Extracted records
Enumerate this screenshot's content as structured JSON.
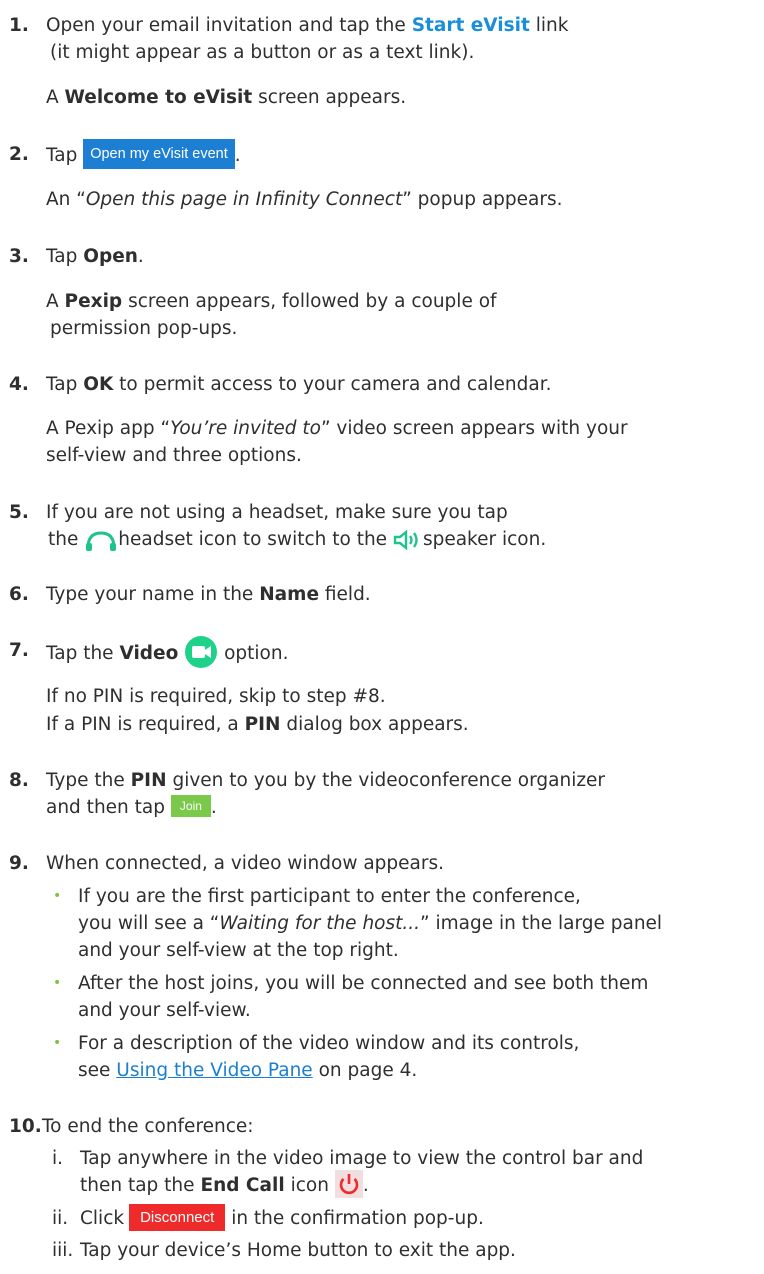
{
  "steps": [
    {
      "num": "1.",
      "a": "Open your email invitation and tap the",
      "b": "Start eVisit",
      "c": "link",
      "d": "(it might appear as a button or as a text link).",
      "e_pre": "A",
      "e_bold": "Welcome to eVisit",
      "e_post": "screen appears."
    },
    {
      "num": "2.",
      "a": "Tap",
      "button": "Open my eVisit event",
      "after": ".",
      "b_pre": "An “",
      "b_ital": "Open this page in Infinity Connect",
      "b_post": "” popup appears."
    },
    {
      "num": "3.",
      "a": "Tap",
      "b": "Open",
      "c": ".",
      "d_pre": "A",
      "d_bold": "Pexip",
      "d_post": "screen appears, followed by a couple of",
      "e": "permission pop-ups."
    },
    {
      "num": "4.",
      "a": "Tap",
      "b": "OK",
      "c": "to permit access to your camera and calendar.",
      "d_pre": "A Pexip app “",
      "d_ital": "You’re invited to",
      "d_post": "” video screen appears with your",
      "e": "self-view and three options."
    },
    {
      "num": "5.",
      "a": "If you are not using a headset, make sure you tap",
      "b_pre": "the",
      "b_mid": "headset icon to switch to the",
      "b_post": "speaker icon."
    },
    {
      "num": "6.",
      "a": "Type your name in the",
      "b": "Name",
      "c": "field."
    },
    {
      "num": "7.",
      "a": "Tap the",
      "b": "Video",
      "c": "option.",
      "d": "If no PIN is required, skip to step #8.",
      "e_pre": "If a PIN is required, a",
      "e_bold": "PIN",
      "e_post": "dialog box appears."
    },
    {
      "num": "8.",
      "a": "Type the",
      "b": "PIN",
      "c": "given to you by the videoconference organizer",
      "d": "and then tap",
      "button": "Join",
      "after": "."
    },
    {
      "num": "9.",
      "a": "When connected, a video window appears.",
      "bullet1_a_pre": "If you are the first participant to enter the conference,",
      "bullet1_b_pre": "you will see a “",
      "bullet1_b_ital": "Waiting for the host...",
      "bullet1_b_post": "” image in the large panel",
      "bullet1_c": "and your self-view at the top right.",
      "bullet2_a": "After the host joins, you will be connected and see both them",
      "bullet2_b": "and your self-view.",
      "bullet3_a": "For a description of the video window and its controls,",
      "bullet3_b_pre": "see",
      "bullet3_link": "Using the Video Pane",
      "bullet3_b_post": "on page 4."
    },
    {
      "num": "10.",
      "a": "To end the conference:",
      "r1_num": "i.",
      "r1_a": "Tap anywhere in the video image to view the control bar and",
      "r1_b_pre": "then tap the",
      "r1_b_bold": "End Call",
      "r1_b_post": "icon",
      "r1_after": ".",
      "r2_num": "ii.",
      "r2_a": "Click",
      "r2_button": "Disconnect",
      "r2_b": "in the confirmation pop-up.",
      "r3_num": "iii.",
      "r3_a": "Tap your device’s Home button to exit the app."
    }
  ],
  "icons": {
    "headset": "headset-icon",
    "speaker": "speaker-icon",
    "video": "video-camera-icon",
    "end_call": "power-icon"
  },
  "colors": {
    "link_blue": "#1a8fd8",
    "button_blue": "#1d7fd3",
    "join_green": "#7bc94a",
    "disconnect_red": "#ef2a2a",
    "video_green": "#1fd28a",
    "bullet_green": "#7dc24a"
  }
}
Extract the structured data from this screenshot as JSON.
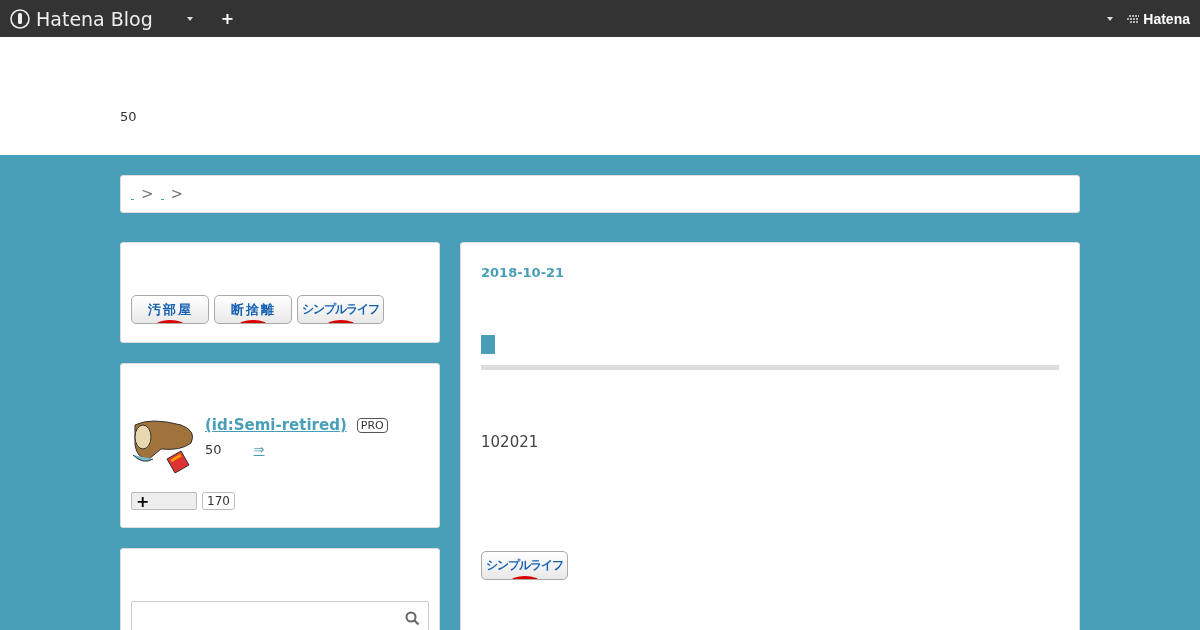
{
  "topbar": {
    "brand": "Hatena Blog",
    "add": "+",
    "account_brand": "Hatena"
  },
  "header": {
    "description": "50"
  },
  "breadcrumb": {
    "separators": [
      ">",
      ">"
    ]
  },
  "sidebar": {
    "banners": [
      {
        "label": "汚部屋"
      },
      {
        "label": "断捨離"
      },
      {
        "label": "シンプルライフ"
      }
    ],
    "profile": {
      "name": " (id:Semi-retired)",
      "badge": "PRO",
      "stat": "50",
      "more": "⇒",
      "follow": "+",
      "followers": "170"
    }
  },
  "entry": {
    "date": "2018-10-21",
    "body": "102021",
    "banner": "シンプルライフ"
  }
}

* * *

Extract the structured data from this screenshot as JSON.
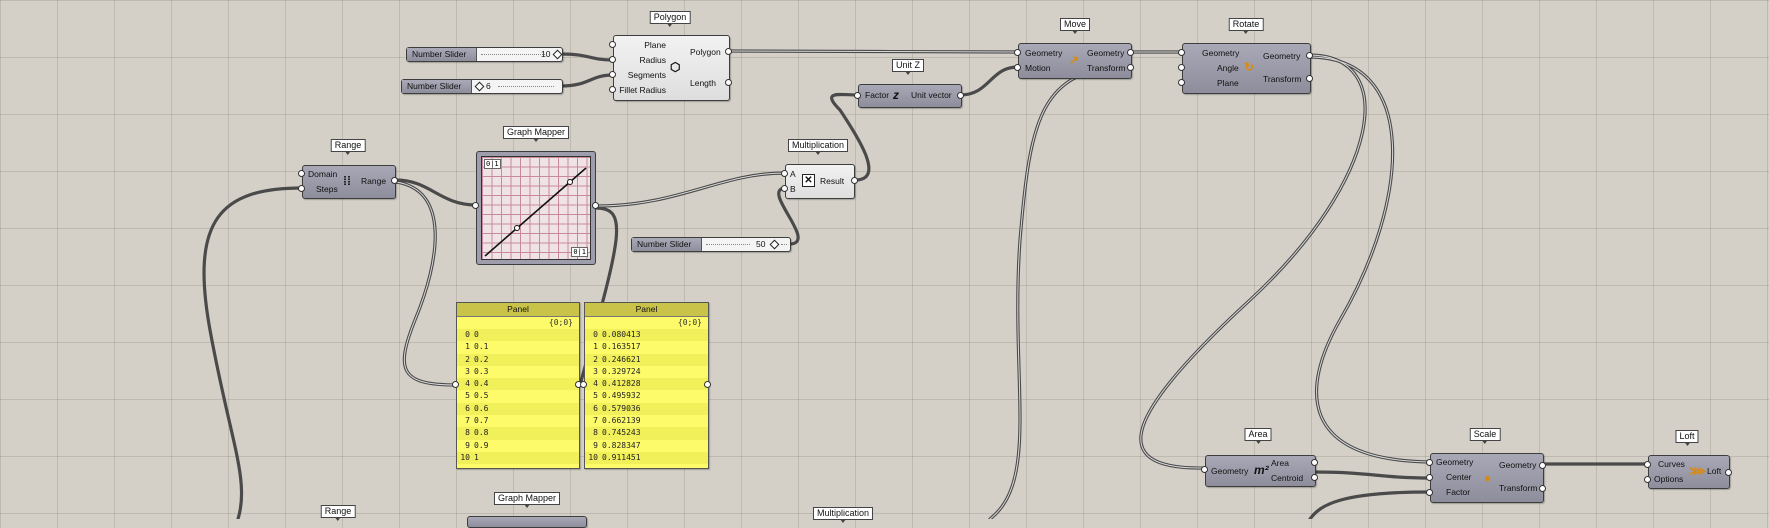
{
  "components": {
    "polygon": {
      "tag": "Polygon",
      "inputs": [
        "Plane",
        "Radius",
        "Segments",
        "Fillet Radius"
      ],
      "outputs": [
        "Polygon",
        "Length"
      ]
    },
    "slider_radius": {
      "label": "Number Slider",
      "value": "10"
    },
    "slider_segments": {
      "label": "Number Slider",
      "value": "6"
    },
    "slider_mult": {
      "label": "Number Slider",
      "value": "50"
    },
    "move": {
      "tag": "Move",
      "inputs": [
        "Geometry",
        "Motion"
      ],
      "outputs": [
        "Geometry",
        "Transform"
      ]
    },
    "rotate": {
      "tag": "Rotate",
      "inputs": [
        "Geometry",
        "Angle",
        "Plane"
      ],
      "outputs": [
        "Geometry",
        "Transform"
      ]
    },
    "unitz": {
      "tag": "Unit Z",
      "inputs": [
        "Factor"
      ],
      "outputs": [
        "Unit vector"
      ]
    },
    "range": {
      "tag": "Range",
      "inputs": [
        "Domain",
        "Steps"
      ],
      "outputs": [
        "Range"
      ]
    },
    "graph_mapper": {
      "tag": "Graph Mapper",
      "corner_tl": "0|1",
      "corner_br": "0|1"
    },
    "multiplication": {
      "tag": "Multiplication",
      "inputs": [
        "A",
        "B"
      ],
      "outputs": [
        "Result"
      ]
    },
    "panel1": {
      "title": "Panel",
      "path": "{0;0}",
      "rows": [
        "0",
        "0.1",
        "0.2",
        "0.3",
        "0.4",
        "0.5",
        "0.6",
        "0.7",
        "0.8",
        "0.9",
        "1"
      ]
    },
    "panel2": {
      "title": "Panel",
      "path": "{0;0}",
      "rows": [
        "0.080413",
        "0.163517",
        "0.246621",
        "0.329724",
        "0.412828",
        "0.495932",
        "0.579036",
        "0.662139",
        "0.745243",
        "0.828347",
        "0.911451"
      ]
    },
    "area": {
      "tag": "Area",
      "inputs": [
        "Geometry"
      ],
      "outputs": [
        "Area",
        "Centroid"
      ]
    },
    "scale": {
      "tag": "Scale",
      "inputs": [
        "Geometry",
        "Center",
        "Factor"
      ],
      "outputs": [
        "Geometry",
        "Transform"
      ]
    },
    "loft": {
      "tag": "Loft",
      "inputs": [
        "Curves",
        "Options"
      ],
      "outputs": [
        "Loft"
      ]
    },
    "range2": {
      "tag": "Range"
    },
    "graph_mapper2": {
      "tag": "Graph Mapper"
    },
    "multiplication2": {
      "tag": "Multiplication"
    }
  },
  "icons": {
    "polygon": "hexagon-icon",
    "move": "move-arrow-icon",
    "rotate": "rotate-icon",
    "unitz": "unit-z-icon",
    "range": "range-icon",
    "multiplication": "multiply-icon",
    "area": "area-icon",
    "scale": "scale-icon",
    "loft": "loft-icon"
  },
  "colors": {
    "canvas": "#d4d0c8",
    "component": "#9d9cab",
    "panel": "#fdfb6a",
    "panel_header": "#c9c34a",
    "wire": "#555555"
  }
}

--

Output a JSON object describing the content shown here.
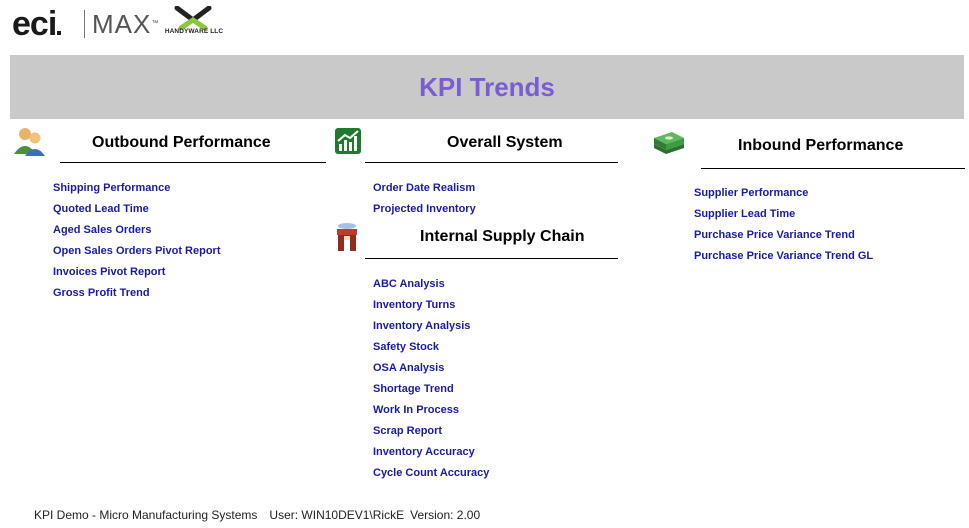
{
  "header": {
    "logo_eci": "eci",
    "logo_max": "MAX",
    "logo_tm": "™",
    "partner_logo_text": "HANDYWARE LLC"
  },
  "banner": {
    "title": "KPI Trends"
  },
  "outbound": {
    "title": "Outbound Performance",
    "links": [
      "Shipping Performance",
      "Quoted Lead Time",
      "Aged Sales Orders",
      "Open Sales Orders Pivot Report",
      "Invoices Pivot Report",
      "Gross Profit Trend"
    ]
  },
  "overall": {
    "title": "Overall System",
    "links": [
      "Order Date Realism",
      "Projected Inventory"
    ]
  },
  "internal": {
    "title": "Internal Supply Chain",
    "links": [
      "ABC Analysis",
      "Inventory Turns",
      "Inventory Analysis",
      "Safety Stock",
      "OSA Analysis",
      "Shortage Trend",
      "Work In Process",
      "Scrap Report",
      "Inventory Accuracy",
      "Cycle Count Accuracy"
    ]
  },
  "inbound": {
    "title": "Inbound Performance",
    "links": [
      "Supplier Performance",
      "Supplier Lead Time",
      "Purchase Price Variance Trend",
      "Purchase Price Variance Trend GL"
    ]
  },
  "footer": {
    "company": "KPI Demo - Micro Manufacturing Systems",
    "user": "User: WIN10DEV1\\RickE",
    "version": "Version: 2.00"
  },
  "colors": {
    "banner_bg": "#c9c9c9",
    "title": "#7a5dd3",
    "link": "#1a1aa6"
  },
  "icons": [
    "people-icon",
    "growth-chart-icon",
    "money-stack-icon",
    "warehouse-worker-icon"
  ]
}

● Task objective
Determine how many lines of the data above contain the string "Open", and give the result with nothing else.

● Reply to the task
5